'Very destructive': Fire boss warns to prepare for the worst
AFTER almost two months, the Long Gully Rd bushfire near Drake has finally been declared out by the NSW Rural Fire Service.
The fire was started by a lightning strike on September 5.
More than 1000 firefighters were deployed to fight the blaze, assisted by dozens of aircraft, but it burnt through more than 74,000ha of bush and farmland, destroying 44 homes and damaging another 22 homes.
Tragically, the bushfire also claimed the lives of two people.
The bodies of retired service station owner Robert Lindsay, 77, and farmer Gwen Hyde, 69, were found in their burnt-out Deadman Creek Road house at Coongbar on October 10.
It has been a devastating start to the bushfire season, but RFS Commissioner Shane Fitzsimmons warned it will only get worse, and urged people to be prepared.
He said the "very early, very destructive, very difficult" start to the season had already seen more than 5000 bushfires across the state since July 1.
"We've seen the drought-stricken landscape of NSW so depleted of moisture over the last 12 months, but particularly as we've come into this season," Mr Fitzsimmons said.
"The risk is real, the risk is here - this is no normal fire season."
Early indications are that "meaningful rainfall" may not come until late January or early February.
It is bad news for firefighters and those living in bushfire-prone areas, with a month of spring still to come and the worse of summer ahead.
"It is shaping up to be one of the most dangerous (fire seasons) ... you've just got to look at the existing landscape and the amount of fire activity," Mr Fitzsimmons said.

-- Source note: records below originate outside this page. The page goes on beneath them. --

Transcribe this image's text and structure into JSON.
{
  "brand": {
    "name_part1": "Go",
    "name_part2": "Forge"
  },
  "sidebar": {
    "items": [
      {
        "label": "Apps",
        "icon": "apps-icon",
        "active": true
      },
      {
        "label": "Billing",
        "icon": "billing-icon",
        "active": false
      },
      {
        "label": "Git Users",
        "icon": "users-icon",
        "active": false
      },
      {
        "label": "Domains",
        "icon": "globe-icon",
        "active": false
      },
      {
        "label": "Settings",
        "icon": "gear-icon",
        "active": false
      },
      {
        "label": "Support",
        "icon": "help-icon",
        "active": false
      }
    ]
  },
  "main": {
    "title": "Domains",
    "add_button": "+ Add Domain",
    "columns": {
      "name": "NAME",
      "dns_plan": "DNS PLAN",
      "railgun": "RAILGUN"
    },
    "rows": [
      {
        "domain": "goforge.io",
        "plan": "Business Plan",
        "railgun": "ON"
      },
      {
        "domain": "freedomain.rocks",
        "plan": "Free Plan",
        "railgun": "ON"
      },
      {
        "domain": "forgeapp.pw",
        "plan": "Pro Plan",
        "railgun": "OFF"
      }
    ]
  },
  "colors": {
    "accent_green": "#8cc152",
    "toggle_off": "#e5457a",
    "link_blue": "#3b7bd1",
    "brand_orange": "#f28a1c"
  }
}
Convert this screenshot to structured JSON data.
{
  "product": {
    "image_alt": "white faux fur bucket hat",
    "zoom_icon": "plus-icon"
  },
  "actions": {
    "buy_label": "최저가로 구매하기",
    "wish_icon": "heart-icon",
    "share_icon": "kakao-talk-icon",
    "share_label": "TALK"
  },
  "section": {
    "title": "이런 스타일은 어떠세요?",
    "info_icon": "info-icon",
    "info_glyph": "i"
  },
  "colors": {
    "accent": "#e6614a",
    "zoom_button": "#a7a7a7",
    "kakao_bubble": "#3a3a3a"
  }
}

"The vegetation is very stressed and dry and fires are starting very easily, spreading very quickly and we're seeing a very intense level of fire behaviour.
"I can't recall an intensity and a significance of fire activity and this level of damage and destruction in my decades of the organisation.
"So yes, I am concerned and we've been saying that for quite some time now.
"It's shaping up to be a very long, very dangerous, very difficult fire season, and we cannot overstate, we cannot emphasise enough - complacency kills.
"If individuals and their families can please have a discussion, develop a bushfire survival plan."